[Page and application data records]
-=-=-

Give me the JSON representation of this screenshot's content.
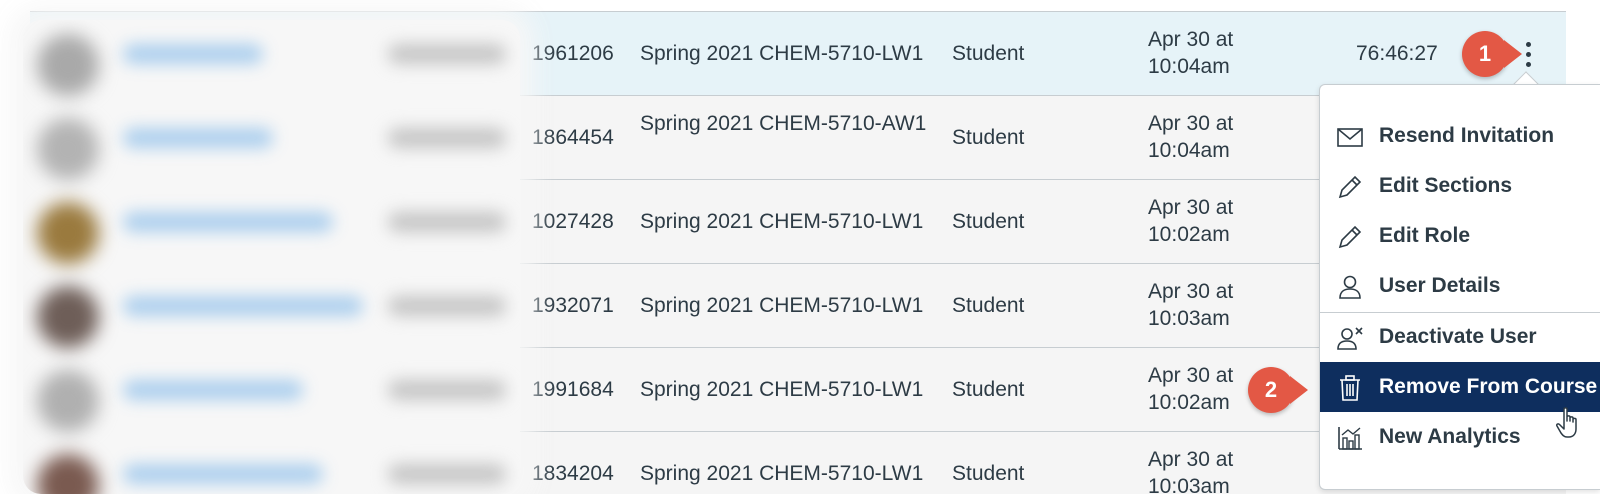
{
  "rows": [
    {
      "id": "1961206",
      "section": "Spring 2021 CHEM-5710-LW1",
      "role": "Student",
      "last_activity": "Apr 30 at 10:04am",
      "total_activity": "76:46:27"
    },
    {
      "id": "1864454",
      "section": "Spring 2021 CHEM-5710-AW1",
      "role": "Student",
      "last_activity": "Apr 30 at 10:04am",
      "total_activity": ""
    },
    {
      "id": "1027428",
      "section": "Spring 2021 CHEM-5710-LW1",
      "role": "Student",
      "last_activity": "Apr 30 at 10:02am",
      "total_activity": ""
    },
    {
      "id": "1932071",
      "section": "Spring 2021 CHEM-5710-LW1",
      "role": "Student",
      "last_activity": "Apr 30 at 10:03am",
      "total_activity": ""
    },
    {
      "id": "1991684",
      "section": "Spring 2021 CHEM-5710-LW1",
      "role": "Student",
      "last_activity": "Apr 30 at 10:02am",
      "total_activity": ""
    },
    {
      "id": "1834204",
      "section": "Spring 2021 CHEM-5710-LW1",
      "role": "Student",
      "last_activity": "Apr 30 at 10:03am",
      "total_activity": ""
    }
  ],
  "callouts": {
    "step1": "1",
    "step2": "2"
  },
  "menu": {
    "items": [
      {
        "label": "Resend Invitation",
        "icon": "envelope-icon"
      },
      {
        "label": "Edit Sections",
        "icon": "pencil-icon"
      },
      {
        "label": "Edit Role",
        "icon": "pencil-icon"
      },
      {
        "label": "User Details",
        "icon": "user-icon"
      },
      {
        "label": "Deactivate User",
        "icon": "user-deactivate-icon"
      },
      {
        "label": "Remove From Course",
        "icon": "trash-icon",
        "active": true
      },
      {
        "label": "New Analytics",
        "icon": "analytics-icon"
      }
    ]
  },
  "colors": {
    "accent": "#0e2e5e",
    "callout": "#e35845",
    "row_highlight": "#e6f3f8"
  }
}
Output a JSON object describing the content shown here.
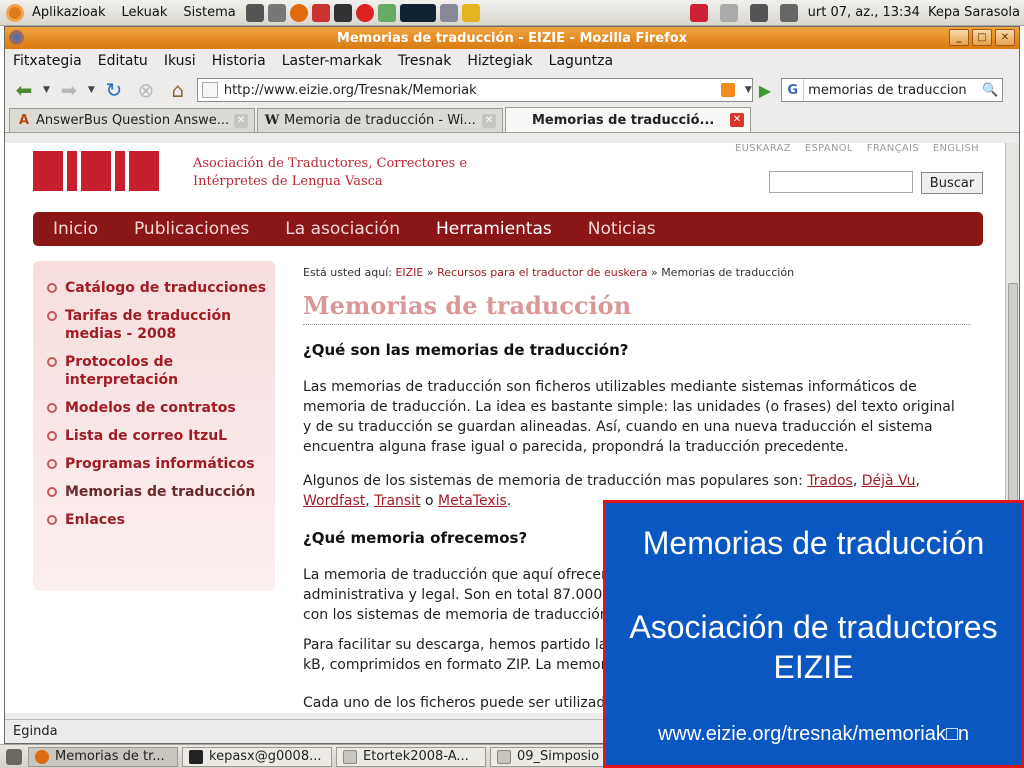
{
  "panel": {
    "menus": [
      "Aplikazioak",
      "Lekuak",
      "Sistema"
    ],
    "clock": "urt 07, az., 13:34",
    "user": "Kepa Sarasola"
  },
  "window": {
    "title": "Memorias de traducción - EIZIE - Mozilla Firefox"
  },
  "menubar": [
    "Fitxategia",
    "Editatu",
    "Ikusi",
    "Historia",
    "Laster-markak",
    "Tresnak",
    "Hiztegiak",
    "Laguntza"
  ],
  "navbar": {
    "url": "http://www.eizie.org/Tresnak/Memoriak",
    "search_query": "memorias de traduccion",
    "search_engine_icon": "G"
  },
  "tabs": [
    {
      "label": "AnswerBus Question Answe...",
      "icon": "A"
    },
    {
      "label": "Memoria de traducción - Wi...",
      "icon": "W"
    },
    {
      "label": "Memorias de traducció...",
      "icon": ""
    }
  ],
  "site": {
    "tagline_line1": "Asociación de Traductores, Correctores e",
    "tagline_line2": "Intérpretes de Lengua Vasca",
    "languages": [
      "EUSKARAZ",
      "ESPAÑOL",
      "FRANÇAIS",
      "ENGLISH"
    ],
    "search_button": "Buscar",
    "nav": [
      "Inicio",
      "Publicaciones",
      "La asociación",
      "Herramientas",
      "Noticias"
    ],
    "sidebar": [
      {
        "label": "Catálogo de traducciones"
      },
      {
        "label": "Tarifas de traducción medias - 2008"
      },
      {
        "label": "Protocolos de interpretación"
      },
      {
        "label": "Modelos de contratos"
      },
      {
        "label": "Lista de correo ItzuL"
      },
      {
        "label": "Programas informáticos"
      },
      {
        "label": "Memorias de traducción"
      },
      {
        "label": "Enlaces"
      }
    ],
    "breadcrumb": {
      "prefix": "Está usted aquí:",
      "items": [
        "EIZIE",
        "Recursos para el traductor de euskera",
        "Memorias de traducción"
      ],
      "sep": "»"
    },
    "page_title": "Memorias de traducción",
    "h2_1": "¿Qué son las memorias de traducción?",
    "p1": "Las memorias de traducción son ficheros utilizables mediante sistemas informáticos de memoria de traducción. La idea es bastante simple: las unidades (o frases) del texto original y de su traducción se guardan alineadas. Así, cuando en una nueva traducción el sistema encuentra alguna frase igual o parecida, propondrá la traducción precedente.",
    "p2_intro": "Algunos de los sistemas de memoria de traducción mas populares son:",
    "p2_links": [
      "Trados",
      "Déjà Vu",
      "Wordfast",
      "Transit",
      "MetaTexis"
    ],
    "p2_or": "o",
    "h2_2": "¿Qué memoria ofrecemos?",
    "p3_line1": "La memoria de traducción que aquí ofrecemos",
    "p3_line2": "administrativa y legal. Son en total 87.000 unida",
    "p3_line3": "con los sistemas de memoria de traducción hab",
    "p4_line1": "Para facilitar su descarga, hemos partido la me",
    "p4_line2": "kB, comprimidos en formato ZIP. La memoria c",
    "p5_line1": "Cada uno de los ficheros puede ser utilizado de"
  },
  "status": "Egindа",
  "taskbar": [
    "Memorias de tr...",
    "kepasx@g0008...",
    "Etortek2008-A...",
    "09_Simposio"
  ],
  "overlay": {
    "line1": "Memorias de traducción",
    "line2": "Asociación de traductores EIZIE",
    "line3": "www.eizie.org/tresnak/memoriak□n"
  },
  "colors": {
    "brand_red": "#c81f2f",
    "nav_dark_red": "#8a1616",
    "overlay_blue": "#0a57c2",
    "firefox_orange": "#e08a20"
  }
}
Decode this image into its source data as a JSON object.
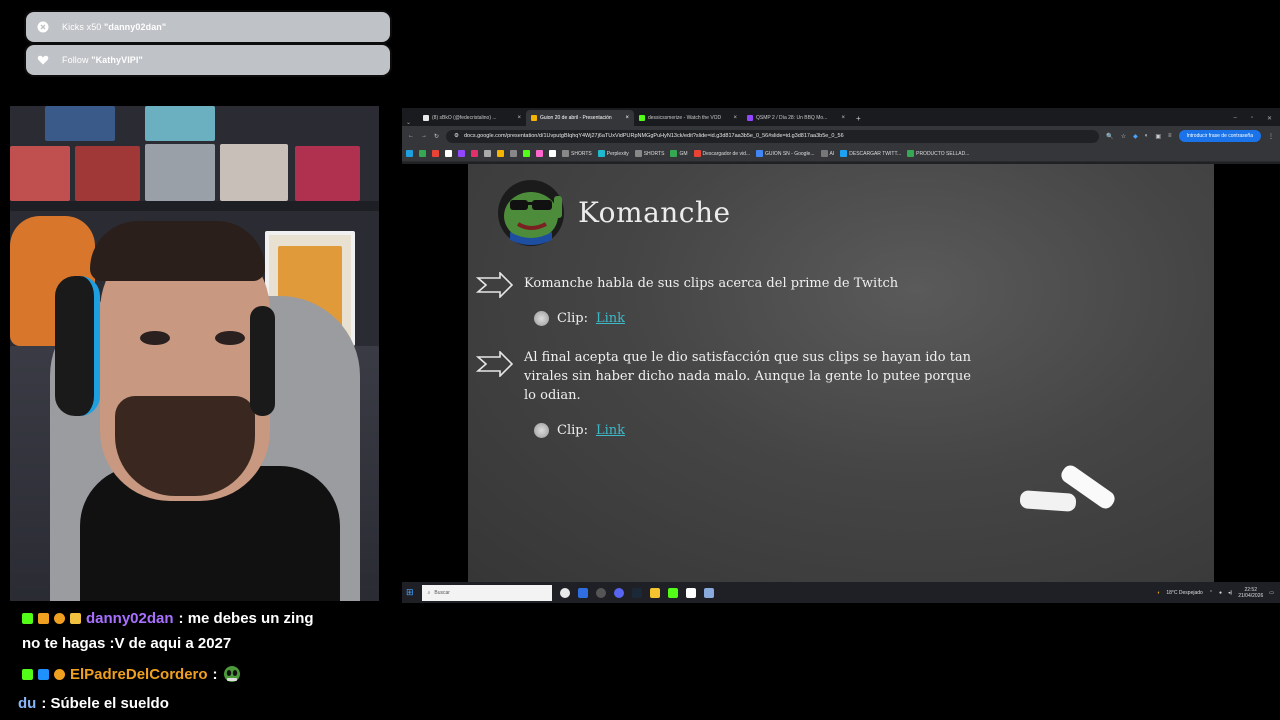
{
  "alerts": [
    {
      "icon": "x-circle-icon",
      "prefix": "Kicks x50 ",
      "name": "\"danny02dan\""
    },
    {
      "icon": "heart-icon",
      "prefix": "Follow ",
      "name": "\"KathyVIPI\""
    }
  ],
  "browser": {
    "tabs": [
      {
        "label": "(8) sBkO (@fedecristalino) ...",
        "color": "#e8e8e8"
      },
      {
        "label": "Guion 20 de abril - Presentación",
        "color": "#f4b400"
      },
      {
        "label": "dessicssmerize - Watch the VOD",
        "color": "#53fc18"
      },
      {
        "label": "QSMP 2 / Día 28: Un BBQ Mo...",
        "color": "#9146ff"
      }
    ],
    "new_tab": "+",
    "url": "docs.google.com/presentation/d/1UvputgBIqhqY4Wj27j6aTUxVidPURpNMGgPuHyN13ck/edit?slide=id.g3d817aa3b5e_0_56#slide=id.g3d817aa3b5e_0_56",
    "password_button": "Introducir frase de contraseña",
    "bookmarks": [
      {
        "label": "SHORTS",
        "color": "#888"
      },
      {
        "label": "Perplexity",
        "color": "#20b8cd"
      },
      {
        "label": "SHORTS",
        "color": "#888"
      },
      {
        "label": "GM",
        "color": "#34a853"
      },
      {
        "label": "Descargador de vid...",
        "color": "#ea4335"
      },
      {
        "label": "GUION SN - Google...",
        "color": "#4285f4"
      },
      {
        "label": "AI",
        "color": "#777"
      },
      {
        "label": "DESCARGAR TWITT...",
        "color": "#1da1f2"
      },
      {
        "label": "PRODUCTO SELLAD...",
        "color": "#34a853"
      }
    ]
  },
  "slide": {
    "title": "Komanche",
    "bullets": [
      {
        "text": "Komanche habla de sus clips acerca del prime de Twitch",
        "sub_label": "Clip:",
        "sub_link": "Link"
      },
      {
        "text": "Al final acepta que le dio satisfacción que sus clips se hayan ido tan virales sin haber dicho nada malo. Aunque la gente lo putee porque lo odian.",
        "sub_label": "Clip:",
        "sub_link": "Link"
      }
    ]
  },
  "taskbar": {
    "search_placeholder": "Buscar",
    "weather": "18°C Despejado",
    "time": "22:52",
    "date": "21/04/2026"
  },
  "chat": [
    {
      "user": "danny02dan",
      "user_color": "#a970ff",
      "message": ": me debes un zing"
    },
    {
      "continuation": "no te hagas :V de aqui a 2027"
    },
    {
      "user": "ElPadreDelCordero",
      "user_color": "#f0a020",
      "message": ":"
    },
    {
      "user": "du",
      "user_color": "#8ab4f8",
      "message": ": Súbele el sueldo"
    }
  ],
  "colors": {
    "kick_green": "#53fc18",
    "link": "#3fb8c9",
    "chalkboard": "#454545"
  }
}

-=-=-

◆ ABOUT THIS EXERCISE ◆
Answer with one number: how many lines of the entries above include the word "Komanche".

◆ TASK ANSWER ◆
2